Acoustic Blues Guitar Teacher Surfers Paradise 4217 Queensland
From its source in the South, the blues’ simple but expressive forms had become by the 1960s among the most significant influences on the growth of popular music throughout the United States.
Although instrumental accompaniment is virtually worldwide in the blues, the blues is essentially a a form that is vocal. Blues songs are lyrical rather than narrative; feelings are being expressed by blues singers instead of telling stories. The emotion expressed is generally one of depression or melancholy, commonly due to problems in love.
To express this musically, blues performers use vocal techniques for example melisma (keeping up one syllable across several pitches), rhythmic techniques including syncopation, and instrumental techniques for example “choking” or bending guitar strings on the neck or using a metal slide or bottleneck to the guitar strings to create a whining, voice-like sound.

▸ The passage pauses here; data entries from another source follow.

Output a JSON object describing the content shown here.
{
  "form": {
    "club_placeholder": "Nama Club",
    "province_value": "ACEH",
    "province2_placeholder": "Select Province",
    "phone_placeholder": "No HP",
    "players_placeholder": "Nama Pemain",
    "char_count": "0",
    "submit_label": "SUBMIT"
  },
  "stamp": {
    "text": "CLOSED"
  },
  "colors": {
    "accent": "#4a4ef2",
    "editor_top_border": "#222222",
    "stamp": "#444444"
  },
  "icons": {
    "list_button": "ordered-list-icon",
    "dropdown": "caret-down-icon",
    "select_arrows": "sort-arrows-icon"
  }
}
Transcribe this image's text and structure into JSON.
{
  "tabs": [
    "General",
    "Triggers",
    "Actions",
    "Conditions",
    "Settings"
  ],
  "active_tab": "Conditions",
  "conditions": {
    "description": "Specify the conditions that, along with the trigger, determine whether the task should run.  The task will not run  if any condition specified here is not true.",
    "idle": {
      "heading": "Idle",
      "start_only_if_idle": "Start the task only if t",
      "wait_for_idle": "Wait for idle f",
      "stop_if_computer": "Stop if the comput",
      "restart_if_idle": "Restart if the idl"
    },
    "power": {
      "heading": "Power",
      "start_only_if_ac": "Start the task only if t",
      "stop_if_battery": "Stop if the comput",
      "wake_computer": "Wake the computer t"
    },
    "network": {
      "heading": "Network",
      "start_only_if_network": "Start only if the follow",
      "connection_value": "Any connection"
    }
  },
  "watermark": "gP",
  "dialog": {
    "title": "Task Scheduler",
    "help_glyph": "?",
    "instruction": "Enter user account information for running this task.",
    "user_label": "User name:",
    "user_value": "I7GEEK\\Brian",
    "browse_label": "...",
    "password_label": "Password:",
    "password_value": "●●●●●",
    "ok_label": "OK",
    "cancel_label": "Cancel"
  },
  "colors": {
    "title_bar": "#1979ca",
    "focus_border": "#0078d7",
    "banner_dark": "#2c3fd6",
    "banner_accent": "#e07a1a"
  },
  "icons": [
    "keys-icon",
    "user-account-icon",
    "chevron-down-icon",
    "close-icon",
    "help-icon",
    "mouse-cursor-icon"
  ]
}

Generally the first two and a half measures of each line are given to the last measure, singing and a half comprising an instrumental “break” that repeats, answers, or complements the vocal line. In terms of functional (i.e., traditional European) harmony, the simplest blues harmonic progression is described as follows (I, IV, and V refer respectively to the first or tonic, fourth or subdominant, and fifth or dominant notes of the scale):
Acoustic Blues Guitar Teacher Surfers Paradise 4217 Queensland.
African influences are apparent in the blues tonality, the call-and-response pattern of the imitation of vocal idioms by instruments, the falsetto break in the vocal style, and the repeated refrain arrangement of the blues stanza, notably the guitar and harmonica.
The sources of the blues are badly recorded. Blues derived from and was mainly played by Southern black men, most of whom came from the milieu of agricultural workers.
The earliest references to blues date back to the 1890s and early 1900s. In 1912 black bandleader W.C. Handy’s composition “Memphis Blues” was released. It became quite popular, and thereafter many other Tin Pan Alley songs entitled blues began to appear.
Jefferson, Blind Lemon [Credit: Archive Photographs]The rural blues grown in three main areas, Georgia and the Carolinas, Texas, and Mississippi. The blues of Georgia and the Carolinas is noted for its clarity of enunciation and regularity of beat. Influenced by ragtime and white folk music, it’s more melodic than the Texas and Mississippi styles. Blind Willie McTell and Blind Boy Fuller were representative of this style.
The Texas blues is characterized by high, clear singing accompanied by supple guitar lines that consist typically of single -string picked arpeggios rather than strummed chords. Blind Lemon Jefferson was the most powerful Texas bluesman. Mississippi Delta blues has been the most influential and is the most intense of the three styles. Vocally, it is the most speech-like, and the guitar accompaniment is percussive and rhythmic; a slide or bottleneck is frequently used. The Mississippi style is represented by Charley Patton, Eddie (“Son”) House, and Robert Johnson, among others.
Acoustic Blues Guitar Teacher Queensland 4217 Surfers Paradise.
Rainey, Ma [Credit: Archive Photographs]The first blues recordings were made in the 1920s by black women for example Bessie Smith, Ma Rainey, Ida Cox, and Mamie Smith. These performers were mainly stage singers backed by jazz bands; their style is known as classic blues.
As millions of blacks left the South for the cities of the North the Great Depression and the World Wars caused the geographical dispersal of the blues. The blues became adjusted to the more sophisticated urban surroundings. The electric guitar and the harmonica that was amplified created a driving sound of great rhythmic and emotional intensity.
Hooker, John Lee [Credit:
It was Chicago, nevertheless, that played the greatest role in the development of urban blues. In the 1920s and ’30s Memphis Minnie, Tampa Red, Big Bill Broonzy, and John Lee (“Sonny Boy”) Williamson were popular Chicago performers.
The blues have affected many other musical styles. Jazz and blues are closely associated; such seminal jazzmen as Jelly Roll Morton and Louis Armstrong employed blues elements within their music. Rhythm and soul music and blues additionally reveal apparent blues tonalities and forms. The blues have had their biggest impact on rock music.
Blues material was regularly used by rock singers like Elvis Presley. British rock musicians in the 1960s, notably the Rolling Stones, Eric Clapton, and John Mayall, were powerfully influenced by the blues, as were such American rock musicians as Paul Butterfield, Mike Bloomfield, and the Allman Brothers Band.
Acoustic Blues Guitar Teacher 4217 Surfers Paradise Queensland